When Frederick died, the sisters had him in repose in the music room in a glass-domed casket, unenbalmed, visiting them whenever they wanted. Finally, the board of health stepped in and made them bury old Fred. Isabella visited Fred every night at the cemetery for two years until she met and married Alonzo Swain. She was 46. He was 30.
Of the sisters, Naomi died first. Her body lay in the mansion awaiting a $30,000 mausoleum that never materialized and is buried in an unmarked grave.
The other sisters didn't have much luck either. Victoria was 50 when she married a 19-year-old man. Her sisters shunned her until she was on her death bed. Mary lost her mind and was locked in her room for endless weeks.
Short hair came into vogue in the early 1920s. The sisters who were left decided to cash in on their story in Hollywood. That turned sour, though, and was never completed. Dora was killed in an auto accident while there. With no money, Mary and Grace couldn't pay for her cremated remains, and in 1982, at the time of the Yankee magazine writing, they were still unclaimed.
The two surviving Sutherland sisters returned to their decrepit mansion, where they died. The mansion was eventually sold.
The Niagara County Historical Society records that on Jan. 24, 1938, "The mansion burned to the ground, taking many relics of the sisters' glory days with it. The Sutherland family lived lives of extreme excess, and even though they earned millions of dollars in their lifetimes, they all died destitute of their riches."
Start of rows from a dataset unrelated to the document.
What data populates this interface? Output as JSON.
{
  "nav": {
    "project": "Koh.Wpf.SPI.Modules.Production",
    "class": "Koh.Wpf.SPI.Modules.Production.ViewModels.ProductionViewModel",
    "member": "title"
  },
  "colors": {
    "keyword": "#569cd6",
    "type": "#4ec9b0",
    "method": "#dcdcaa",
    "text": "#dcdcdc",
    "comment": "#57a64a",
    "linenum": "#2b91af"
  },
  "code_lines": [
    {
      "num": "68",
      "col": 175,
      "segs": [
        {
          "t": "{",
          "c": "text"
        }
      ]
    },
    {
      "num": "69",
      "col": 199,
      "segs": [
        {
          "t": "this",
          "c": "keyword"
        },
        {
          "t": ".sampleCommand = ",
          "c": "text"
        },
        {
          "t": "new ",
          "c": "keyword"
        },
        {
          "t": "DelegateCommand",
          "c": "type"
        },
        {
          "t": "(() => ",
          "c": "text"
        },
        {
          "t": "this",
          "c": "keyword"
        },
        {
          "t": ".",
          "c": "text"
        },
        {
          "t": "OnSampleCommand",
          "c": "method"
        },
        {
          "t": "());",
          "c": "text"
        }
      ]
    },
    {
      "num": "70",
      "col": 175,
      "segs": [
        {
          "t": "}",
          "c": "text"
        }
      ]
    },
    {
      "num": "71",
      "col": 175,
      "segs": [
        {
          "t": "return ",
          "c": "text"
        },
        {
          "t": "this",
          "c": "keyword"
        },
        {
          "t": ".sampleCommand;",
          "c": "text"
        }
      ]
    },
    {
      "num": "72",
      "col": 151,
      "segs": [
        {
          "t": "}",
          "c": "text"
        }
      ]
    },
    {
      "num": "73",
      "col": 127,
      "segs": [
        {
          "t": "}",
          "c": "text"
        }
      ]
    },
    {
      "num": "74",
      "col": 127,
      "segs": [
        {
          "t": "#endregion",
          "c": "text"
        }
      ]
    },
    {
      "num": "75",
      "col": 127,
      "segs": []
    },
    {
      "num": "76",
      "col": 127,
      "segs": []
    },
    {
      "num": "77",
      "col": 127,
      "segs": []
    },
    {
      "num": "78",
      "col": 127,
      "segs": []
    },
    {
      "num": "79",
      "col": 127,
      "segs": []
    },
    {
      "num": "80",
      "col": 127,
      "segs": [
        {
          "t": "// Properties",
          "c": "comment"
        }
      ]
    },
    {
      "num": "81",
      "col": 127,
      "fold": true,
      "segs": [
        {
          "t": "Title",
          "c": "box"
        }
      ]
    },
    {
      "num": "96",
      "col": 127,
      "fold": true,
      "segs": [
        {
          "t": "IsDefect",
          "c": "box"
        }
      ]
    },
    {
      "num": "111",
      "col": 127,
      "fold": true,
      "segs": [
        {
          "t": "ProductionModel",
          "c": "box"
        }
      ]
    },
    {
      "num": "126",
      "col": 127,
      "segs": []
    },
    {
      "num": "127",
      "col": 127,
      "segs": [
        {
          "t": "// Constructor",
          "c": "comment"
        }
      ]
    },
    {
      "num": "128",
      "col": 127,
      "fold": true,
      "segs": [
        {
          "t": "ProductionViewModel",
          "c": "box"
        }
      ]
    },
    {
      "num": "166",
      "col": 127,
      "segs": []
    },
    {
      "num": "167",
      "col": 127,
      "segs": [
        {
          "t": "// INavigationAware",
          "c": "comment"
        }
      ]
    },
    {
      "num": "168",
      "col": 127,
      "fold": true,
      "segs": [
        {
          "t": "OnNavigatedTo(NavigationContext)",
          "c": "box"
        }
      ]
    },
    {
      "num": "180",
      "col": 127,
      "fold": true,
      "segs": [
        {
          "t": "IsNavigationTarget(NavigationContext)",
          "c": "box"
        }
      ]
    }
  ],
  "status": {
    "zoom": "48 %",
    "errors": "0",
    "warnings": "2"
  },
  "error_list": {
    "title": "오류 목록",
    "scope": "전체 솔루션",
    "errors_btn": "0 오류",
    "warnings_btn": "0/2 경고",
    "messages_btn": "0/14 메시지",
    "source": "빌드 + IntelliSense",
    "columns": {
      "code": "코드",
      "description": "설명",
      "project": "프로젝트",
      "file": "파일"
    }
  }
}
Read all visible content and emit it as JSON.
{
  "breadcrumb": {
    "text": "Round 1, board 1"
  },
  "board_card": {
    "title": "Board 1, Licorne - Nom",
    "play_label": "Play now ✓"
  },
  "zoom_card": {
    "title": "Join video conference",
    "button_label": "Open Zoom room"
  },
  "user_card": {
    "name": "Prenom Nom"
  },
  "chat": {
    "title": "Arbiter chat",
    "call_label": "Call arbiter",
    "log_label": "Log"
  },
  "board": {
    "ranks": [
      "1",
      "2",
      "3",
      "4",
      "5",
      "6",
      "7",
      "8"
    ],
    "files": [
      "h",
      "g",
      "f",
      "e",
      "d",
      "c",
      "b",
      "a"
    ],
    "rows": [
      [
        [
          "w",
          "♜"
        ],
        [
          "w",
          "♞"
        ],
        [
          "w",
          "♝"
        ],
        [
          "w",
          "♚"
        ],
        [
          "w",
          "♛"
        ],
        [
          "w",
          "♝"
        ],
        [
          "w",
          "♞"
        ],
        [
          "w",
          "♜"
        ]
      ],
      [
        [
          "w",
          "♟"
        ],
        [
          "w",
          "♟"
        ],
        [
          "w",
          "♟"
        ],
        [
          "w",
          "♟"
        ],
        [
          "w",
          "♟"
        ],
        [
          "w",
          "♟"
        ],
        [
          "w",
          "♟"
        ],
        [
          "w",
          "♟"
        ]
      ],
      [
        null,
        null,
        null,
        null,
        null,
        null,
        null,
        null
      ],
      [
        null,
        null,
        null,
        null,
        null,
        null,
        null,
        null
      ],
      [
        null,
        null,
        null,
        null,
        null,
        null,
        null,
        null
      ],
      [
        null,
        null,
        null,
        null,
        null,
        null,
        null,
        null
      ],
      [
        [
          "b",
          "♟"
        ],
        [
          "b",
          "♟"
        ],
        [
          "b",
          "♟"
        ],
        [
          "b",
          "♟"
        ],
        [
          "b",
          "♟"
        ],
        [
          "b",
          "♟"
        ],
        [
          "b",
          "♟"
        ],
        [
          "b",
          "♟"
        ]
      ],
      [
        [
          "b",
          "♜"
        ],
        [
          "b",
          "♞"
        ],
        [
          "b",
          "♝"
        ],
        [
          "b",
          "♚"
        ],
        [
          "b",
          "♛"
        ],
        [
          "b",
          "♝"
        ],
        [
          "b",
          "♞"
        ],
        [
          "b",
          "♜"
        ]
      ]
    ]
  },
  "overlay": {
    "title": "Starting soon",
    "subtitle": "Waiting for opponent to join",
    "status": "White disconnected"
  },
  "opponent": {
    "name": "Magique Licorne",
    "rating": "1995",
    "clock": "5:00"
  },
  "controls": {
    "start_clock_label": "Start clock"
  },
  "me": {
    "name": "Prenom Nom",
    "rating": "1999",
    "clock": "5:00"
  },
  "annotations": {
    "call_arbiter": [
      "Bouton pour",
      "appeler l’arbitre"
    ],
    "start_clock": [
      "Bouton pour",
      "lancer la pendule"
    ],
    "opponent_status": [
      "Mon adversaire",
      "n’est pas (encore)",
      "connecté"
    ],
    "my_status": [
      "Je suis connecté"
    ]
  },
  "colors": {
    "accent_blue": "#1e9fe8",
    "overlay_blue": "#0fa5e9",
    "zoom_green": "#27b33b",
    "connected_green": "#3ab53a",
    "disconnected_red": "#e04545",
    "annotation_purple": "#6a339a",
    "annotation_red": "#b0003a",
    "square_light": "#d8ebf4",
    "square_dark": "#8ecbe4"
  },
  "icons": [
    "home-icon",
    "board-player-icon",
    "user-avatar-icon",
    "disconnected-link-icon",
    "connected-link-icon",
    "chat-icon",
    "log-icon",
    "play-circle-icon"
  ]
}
Susan Tobias lives in Plattsburgh with her husband, Toby. She has been a Press-Republican newsroom employee since 1977. The Tobiases have six children, 18 grandchildren and two great-grandchildren. They enjoy traveling to Maine and Colorado, and in her spare time, Susan loves to research local history and genealogy. Reach her by email at firstname.lastname@example.org.